**What you need to do:** Give the number of lines below that contain the word "Global", and nothing else.

**Supplied data:**
= Beginning of Section =

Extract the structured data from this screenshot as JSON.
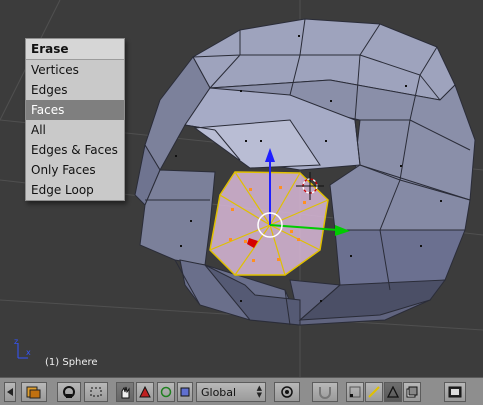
{
  "menu": {
    "title": "Erase",
    "items": [
      "Vertices",
      "Edges",
      "Faces",
      "All",
      "Edges & Faces",
      "Only Faces",
      "Edge Loop"
    ],
    "active_index": 2
  },
  "viewport": {
    "object_label": "(1) Sphere"
  },
  "toolbar": {
    "orientation_value": "Global"
  },
  "colors": {
    "viewport_bg": "#3c3c3c",
    "mesh": "#8e93ad",
    "selected_faces": "#d9b8d8",
    "selected_edges": "#e0c000",
    "axis_x": "#00cc00",
    "axis_z": "#1f1fff"
  }
}
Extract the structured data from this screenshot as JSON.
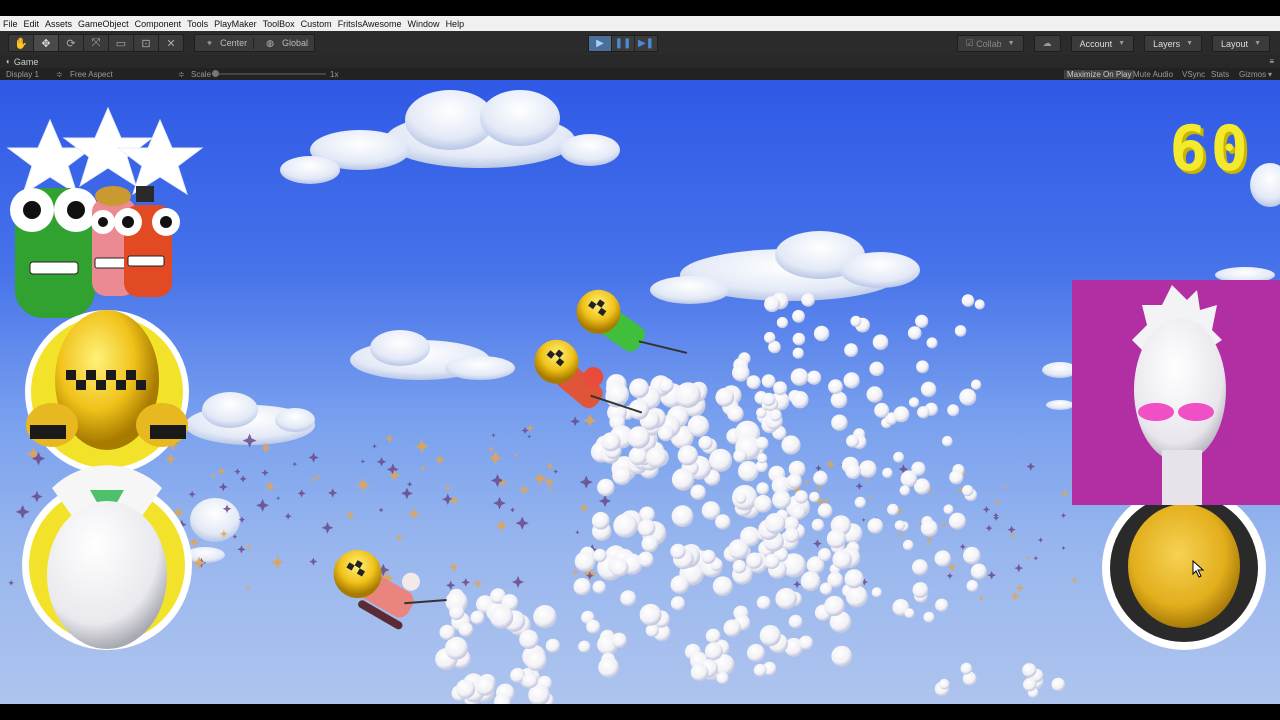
{
  "menu": {
    "items": [
      "File",
      "Edit",
      "Assets",
      "GameObject",
      "Component",
      "Tools",
      "PlayMaker",
      "ToolBox",
      "Custom",
      "FritsIsAwesome",
      "Window",
      "Help"
    ]
  },
  "toolbar": {
    "tools": [
      "hand-tool",
      "move-tool",
      "rotate-tool",
      "scale-tool",
      "rect-tool",
      "transform-tool",
      "custom-tool"
    ],
    "pivot_label": "Center",
    "space_label": "Global",
    "collab_label": "Collab",
    "account_label": "Account",
    "layers_label": "Layers",
    "layout_label": "Layout"
  },
  "game_tab": {
    "title": "Game",
    "display": "Display 1",
    "aspect": "Free Aspect",
    "scale_label": "Scale",
    "scale_value": "1x",
    "maximize": "Maximize On Play",
    "mute": "Mute Audio",
    "vsync": "VSync",
    "stats": "Stats",
    "gizmos": "Gizmos"
  },
  "hud": {
    "timer": "60",
    "stars": 3
  },
  "colors": {
    "accent_play": "#4b6f97",
    "timer_yellow": "#f3ea2e",
    "portrait_bg": "#b12ea3",
    "button_gold": "#e8b820"
  }
}
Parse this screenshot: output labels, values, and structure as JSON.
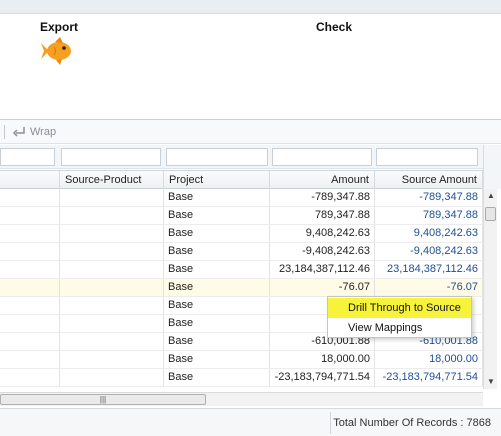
{
  "steps": {
    "export_label": "Export",
    "check_label": "Check"
  },
  "toolbar": {
    "wrap_label": "Wrap"
  },
  "columns": [
    {
      "label": ""
    },
    {
      "label": "Source-Product"
    },
    {
      "label": "Project"
    },
    {
      "label": "Amount"
    },
    {
      "label": "Source Amount"
    }
  ],
  "rows": [
    {
      "project": "Base",
      "amount": "-789,347.88",
      "source_amount": "-789,347.88"
    },
    {
      "project": "Base",
      "amount": "789,347.88",
      "source_amount": "789,347.88"
    },
    {
      "project": "Base",
      "amount": "9,408,242.63",
      "source_amount": "9,408,242.63"
    },
    {
      "project": "Base",
      "amount": "-9,408,242.63",
      "source_amount": "-9,408,242.63"
    },
    {
      "project": "Base",
      "amount": "23,184,387,112.46",
      "source_amount": "23,184,387,112.46"
    },
    {
      "project": "Base",
      "amount": "-76.07",
      "source_amount": "-76.07"
    },
    {
      "project": "Base",
      "amount": "",
      "source_amount": ""
    },
    {
      "project": "Base",
      "amount": "",
      "source_amount": ""
    },
    {
      "project": "Base",
      "amount": "-610,001.88",
      "source_amount": "-610,001.88"
    },
    {
      "project": "Base",
      "amount": "18,000.00",
      "source_amount": "18,000.00"
    },
    {
      "project": "Base",
      "amount": "-23,183,794,771.54",
      "source_amount": "-23,183,794,771.54"
    }
  ],
  "context_menu": {
    "items": [
      {
        "label": "Drill Through to Source"
      },
      {
        "label": "View Mappings"
      }
    ]
  },
  "footer": {
    "total_label": "Total Number Of Records : 7868"
  },
  "colors": {
    "fish": "#f5a020",
    "link_blue": "#1f4f95",
    "menu_highlight": "#f7f33a",
    "row_highlight": "#fffbe6"
  }
}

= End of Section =

**Solution to this exercise:** 2